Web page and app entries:

━━━━━━━━━━━━━━━━━━━━━━━━━━━━━━

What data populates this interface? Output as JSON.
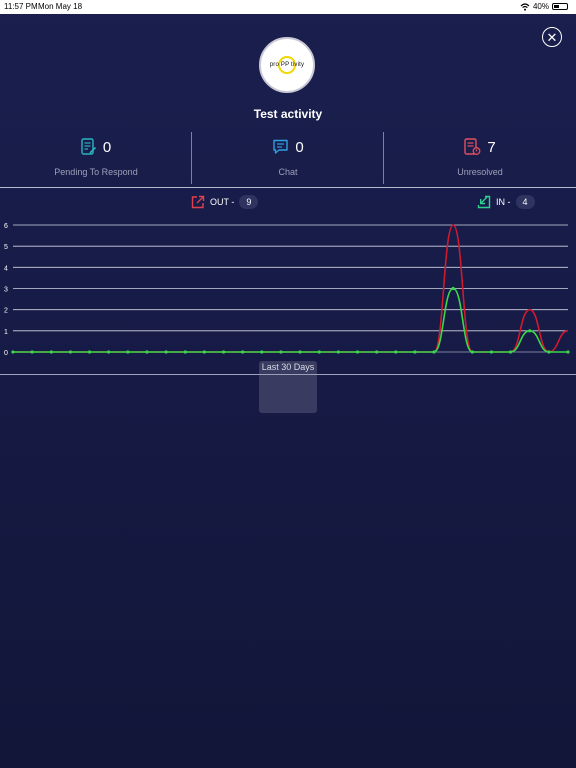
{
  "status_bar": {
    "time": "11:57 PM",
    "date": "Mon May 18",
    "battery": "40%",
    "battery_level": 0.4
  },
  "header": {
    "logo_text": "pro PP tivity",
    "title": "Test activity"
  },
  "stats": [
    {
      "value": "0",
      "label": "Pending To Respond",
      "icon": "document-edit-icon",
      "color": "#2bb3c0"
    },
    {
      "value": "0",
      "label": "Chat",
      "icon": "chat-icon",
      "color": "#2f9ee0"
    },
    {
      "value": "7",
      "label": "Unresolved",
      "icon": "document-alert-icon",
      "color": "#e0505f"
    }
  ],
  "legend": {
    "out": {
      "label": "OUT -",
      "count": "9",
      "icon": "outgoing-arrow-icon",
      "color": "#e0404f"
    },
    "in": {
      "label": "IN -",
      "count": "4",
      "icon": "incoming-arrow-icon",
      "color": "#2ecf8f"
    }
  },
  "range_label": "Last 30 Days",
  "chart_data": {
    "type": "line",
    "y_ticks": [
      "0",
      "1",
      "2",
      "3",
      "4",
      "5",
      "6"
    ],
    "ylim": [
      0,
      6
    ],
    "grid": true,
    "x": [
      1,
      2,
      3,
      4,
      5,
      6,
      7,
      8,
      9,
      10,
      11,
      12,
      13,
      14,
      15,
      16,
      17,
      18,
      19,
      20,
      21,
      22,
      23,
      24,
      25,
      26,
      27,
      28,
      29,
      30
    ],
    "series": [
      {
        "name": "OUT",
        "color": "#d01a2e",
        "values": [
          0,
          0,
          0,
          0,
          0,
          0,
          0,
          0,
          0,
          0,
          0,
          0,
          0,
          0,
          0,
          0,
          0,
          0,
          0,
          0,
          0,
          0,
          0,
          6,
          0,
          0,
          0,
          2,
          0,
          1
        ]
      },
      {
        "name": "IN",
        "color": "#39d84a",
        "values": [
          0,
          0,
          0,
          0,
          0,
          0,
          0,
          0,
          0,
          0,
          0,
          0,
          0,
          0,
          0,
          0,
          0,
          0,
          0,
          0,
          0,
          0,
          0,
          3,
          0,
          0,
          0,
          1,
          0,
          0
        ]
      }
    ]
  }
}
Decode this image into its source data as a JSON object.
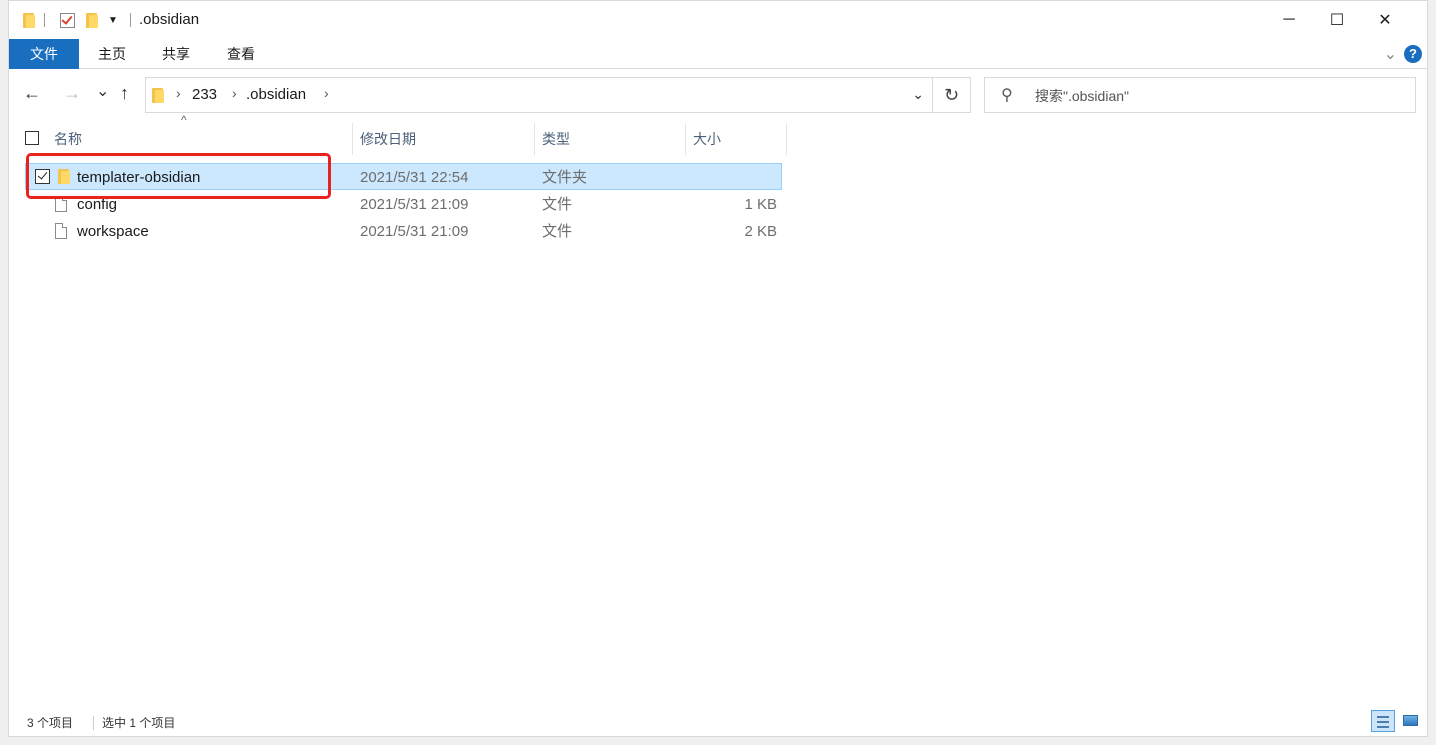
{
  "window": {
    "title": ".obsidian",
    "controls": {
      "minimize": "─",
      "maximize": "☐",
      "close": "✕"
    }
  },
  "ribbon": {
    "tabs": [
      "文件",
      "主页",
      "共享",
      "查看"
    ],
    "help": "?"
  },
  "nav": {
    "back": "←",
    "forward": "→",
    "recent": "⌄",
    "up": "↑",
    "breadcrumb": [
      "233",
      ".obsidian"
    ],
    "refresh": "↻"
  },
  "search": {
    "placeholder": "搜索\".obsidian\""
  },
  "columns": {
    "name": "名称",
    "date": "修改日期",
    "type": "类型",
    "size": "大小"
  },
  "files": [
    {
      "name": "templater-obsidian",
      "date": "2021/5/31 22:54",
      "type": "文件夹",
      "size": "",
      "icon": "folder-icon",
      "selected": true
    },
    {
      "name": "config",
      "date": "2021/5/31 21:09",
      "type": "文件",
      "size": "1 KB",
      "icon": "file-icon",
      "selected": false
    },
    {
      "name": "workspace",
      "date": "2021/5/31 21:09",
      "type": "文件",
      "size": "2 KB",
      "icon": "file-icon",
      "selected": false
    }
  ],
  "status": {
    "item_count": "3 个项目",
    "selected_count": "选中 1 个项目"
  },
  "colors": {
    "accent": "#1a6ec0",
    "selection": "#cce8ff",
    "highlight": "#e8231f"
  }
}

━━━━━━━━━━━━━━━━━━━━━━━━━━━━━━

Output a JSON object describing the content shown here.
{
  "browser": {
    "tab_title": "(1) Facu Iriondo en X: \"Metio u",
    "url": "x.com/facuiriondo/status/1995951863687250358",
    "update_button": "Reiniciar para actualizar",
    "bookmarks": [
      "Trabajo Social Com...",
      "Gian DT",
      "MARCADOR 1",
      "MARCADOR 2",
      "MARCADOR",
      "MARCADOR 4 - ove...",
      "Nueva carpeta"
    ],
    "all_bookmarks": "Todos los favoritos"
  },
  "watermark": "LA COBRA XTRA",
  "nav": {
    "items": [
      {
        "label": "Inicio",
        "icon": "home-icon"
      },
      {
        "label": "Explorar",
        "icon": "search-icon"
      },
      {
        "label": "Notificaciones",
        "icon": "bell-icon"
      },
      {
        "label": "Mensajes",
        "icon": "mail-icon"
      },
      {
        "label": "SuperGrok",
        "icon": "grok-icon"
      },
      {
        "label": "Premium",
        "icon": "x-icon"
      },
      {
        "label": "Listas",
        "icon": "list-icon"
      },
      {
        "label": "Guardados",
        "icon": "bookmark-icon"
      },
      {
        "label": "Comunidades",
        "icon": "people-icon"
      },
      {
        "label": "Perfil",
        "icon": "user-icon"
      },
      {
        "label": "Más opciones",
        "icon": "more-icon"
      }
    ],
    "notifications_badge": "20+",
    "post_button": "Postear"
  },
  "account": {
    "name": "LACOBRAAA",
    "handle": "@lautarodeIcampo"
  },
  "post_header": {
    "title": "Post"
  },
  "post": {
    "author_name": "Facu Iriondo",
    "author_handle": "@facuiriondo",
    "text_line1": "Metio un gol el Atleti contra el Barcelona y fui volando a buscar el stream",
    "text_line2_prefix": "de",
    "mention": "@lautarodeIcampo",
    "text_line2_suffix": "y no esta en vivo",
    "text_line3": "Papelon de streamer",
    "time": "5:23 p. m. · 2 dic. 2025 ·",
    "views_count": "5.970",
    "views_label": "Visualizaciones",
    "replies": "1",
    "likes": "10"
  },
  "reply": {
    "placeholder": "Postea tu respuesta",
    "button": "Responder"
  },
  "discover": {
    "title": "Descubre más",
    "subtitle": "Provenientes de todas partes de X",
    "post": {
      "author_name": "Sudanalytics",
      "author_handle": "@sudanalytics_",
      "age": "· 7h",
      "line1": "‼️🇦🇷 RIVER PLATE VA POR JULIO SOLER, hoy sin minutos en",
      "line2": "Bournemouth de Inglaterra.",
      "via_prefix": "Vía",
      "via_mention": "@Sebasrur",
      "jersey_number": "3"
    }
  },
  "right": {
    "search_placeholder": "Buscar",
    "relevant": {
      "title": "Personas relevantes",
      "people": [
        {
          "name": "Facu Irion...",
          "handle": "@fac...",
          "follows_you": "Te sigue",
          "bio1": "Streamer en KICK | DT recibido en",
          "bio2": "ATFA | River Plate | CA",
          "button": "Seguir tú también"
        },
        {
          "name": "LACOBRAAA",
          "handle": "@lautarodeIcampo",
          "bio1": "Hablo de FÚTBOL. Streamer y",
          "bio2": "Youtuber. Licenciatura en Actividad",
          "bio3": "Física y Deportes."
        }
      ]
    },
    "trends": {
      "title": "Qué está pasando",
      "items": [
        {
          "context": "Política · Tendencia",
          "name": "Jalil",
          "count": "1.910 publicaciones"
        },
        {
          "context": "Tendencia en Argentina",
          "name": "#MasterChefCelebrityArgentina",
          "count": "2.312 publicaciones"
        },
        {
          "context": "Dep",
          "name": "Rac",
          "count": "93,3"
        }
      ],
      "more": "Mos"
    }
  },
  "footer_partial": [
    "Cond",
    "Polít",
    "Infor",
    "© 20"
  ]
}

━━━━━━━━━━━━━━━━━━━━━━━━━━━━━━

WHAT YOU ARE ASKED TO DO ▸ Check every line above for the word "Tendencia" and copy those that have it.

RESULT OF THIS TASK ▸
          "context": "Política · Tendencia",
          "context": "Tendencia en Argentina",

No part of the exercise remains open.